“It’s Still Alive,” by Jill Lapore. The New Yorker, 2/12 & 19, 2018. (Coinciding with the recent re-release of the original book, Frankenstein, in paperback by Penguin Classics.)
Let’s quickly pass over what most of us know: Frankenstein was written by Mary Shelley, wife of (or cohabitant with) the famous English Romantic poet Percy Shelley. “Frankenstein” refers to Victor Frankenstein, a university student and creator of the monster, not the monster itself, who is nameless. Victor Frankenstein is the narrator, telling the story to a friend.
Mary Shelley’s full name was Mary Wollstonecraft Godwin Shelley. She came from intellectual royalty. Wollstonecraft was her mother’s maiden name, Mary Wollstonecraft, a famous feminist, Godwin was her father’s name, a well-known philosopher, and Shelley was her married name. Her mother died soon after giving birth to her. She began writing the book, Frankenstein; or, the Modern Prometheus, when she was eighteen, two years after the birth of her first child, who died after 11 days. She became pregnant again only weeks after her first baby died and was still nursing this second baby when she began writing Frankenstein. She published the book anonymously in 1818.
Percy Shelley’s hero was William Godwin, Mary’s father. Lord Byron met up with Mary, Percy Shelley, and Claire Clairmont, Mary’s stepsister, in Geneva, forming a group one biographer called “The League of Incest.” That was the famous group that one night began a contest of writing horror stories out of boredom.
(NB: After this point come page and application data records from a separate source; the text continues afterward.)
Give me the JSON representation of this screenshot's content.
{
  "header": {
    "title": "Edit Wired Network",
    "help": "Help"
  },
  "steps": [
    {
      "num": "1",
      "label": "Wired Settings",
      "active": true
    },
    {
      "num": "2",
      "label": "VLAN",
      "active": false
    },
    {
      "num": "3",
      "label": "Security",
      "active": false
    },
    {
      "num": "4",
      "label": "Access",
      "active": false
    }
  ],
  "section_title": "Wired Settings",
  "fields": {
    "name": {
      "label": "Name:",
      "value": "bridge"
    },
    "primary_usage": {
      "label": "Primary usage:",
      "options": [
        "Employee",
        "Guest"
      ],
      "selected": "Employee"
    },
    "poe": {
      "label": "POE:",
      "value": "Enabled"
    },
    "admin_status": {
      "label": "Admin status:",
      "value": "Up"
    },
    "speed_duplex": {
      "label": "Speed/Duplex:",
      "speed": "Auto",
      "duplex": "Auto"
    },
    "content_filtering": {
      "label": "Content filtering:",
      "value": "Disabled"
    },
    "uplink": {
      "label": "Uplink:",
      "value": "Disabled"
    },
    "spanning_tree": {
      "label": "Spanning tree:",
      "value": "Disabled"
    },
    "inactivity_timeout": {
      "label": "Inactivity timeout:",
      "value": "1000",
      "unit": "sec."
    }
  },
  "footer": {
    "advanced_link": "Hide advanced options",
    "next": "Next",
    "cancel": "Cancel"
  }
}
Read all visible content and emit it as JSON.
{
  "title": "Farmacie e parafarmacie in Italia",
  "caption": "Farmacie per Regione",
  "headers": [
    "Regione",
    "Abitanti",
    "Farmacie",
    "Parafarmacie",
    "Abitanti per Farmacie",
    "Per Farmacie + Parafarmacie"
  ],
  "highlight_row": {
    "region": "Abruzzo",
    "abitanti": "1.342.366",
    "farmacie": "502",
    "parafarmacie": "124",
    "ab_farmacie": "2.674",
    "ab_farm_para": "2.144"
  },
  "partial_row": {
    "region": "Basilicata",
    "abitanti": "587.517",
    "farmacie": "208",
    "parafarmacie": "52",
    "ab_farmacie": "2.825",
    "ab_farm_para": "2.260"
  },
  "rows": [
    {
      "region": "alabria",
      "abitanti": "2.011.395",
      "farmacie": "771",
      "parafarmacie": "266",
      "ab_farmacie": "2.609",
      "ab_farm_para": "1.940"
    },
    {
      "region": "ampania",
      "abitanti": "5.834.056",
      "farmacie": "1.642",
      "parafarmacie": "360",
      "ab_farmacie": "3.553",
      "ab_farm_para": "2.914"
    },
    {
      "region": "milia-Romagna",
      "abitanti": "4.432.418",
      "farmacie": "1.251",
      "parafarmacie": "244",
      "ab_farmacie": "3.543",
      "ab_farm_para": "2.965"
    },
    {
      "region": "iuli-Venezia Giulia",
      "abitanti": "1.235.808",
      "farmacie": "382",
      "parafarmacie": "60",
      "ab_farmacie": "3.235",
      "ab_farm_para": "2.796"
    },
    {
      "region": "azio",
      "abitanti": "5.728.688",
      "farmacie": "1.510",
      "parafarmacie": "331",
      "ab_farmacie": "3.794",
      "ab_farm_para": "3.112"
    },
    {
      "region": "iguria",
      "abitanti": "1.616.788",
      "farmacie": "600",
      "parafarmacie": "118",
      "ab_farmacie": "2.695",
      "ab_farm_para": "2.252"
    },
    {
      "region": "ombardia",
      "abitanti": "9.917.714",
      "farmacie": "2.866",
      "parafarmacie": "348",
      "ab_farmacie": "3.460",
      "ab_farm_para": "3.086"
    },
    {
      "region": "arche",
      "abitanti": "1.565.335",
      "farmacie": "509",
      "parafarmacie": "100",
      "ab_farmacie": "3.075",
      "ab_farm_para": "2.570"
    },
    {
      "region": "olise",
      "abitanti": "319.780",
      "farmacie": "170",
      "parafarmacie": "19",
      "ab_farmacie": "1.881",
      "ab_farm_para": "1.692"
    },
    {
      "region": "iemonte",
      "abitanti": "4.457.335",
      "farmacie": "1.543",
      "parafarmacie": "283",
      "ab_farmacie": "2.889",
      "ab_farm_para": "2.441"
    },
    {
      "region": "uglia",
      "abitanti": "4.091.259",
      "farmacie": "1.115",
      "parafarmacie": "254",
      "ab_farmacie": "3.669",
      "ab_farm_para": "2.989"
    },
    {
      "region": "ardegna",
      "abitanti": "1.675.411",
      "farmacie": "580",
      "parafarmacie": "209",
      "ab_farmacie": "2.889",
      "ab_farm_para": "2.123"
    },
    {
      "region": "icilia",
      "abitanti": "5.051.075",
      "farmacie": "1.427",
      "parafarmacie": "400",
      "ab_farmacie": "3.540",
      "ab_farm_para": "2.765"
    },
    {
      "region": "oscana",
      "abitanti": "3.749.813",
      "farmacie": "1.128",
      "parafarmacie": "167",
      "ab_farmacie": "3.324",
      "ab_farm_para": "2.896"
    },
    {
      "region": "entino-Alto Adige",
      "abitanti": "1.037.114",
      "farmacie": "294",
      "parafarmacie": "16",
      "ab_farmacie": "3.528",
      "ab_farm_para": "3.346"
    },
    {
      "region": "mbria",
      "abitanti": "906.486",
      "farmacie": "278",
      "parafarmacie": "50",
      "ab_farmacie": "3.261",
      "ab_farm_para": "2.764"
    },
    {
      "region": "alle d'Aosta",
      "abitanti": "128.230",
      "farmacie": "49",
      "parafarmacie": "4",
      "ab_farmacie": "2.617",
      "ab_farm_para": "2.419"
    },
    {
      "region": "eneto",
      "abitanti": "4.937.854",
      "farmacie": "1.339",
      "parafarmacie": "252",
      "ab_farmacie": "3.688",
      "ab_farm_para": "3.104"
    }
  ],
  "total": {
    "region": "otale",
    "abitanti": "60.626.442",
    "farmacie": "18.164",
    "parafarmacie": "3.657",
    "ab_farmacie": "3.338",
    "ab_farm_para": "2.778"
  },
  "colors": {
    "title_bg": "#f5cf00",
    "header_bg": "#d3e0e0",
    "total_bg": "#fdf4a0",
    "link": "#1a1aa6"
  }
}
People often said all Mary had done was piece together the writings of her father and husband. Mary went along with this story to avoid the scandal of her own writing.
Misconceptions not in the book: Victor Frankenstein was not a crazed baron living in a castle; there was no Igor; there was no Teri Garr; there was no life-giving lightening storm (the monster was given life by some unexplained elemental principle), the monster was not stitched together from disinterred dead parts (dead parts, yes, but the parts came from a dissection room and a slaughter house). The monster was not a shuffling, grunting subhuman. He was, in the book, exceptionally articulate, who taught himself first to talk and then to read, and then educated himself by his reading (this was too much of a stretch for many).
Much of the book, surprisingly, is on the abolition of slavery, and the monster is a metaphor for a slave, living under someone else with the power of life and death. Mary’s depiction of the monster is clearly African in his physical characteristics. In later 19th century movies and stage productions, he is dressed as an African and wears face paint. He tells Victor Frankenstein, “Increase of knowledge only discovered to me more clearly what a wretched outcast I was. . . . Cursed, cursed creator! Why did I live?” These comments mirror those of Fredric Douglas who was born into slavery the same year Frankenstein was published. Mary was such an abolitionist, she refused to eat sugar because of its association with slavery.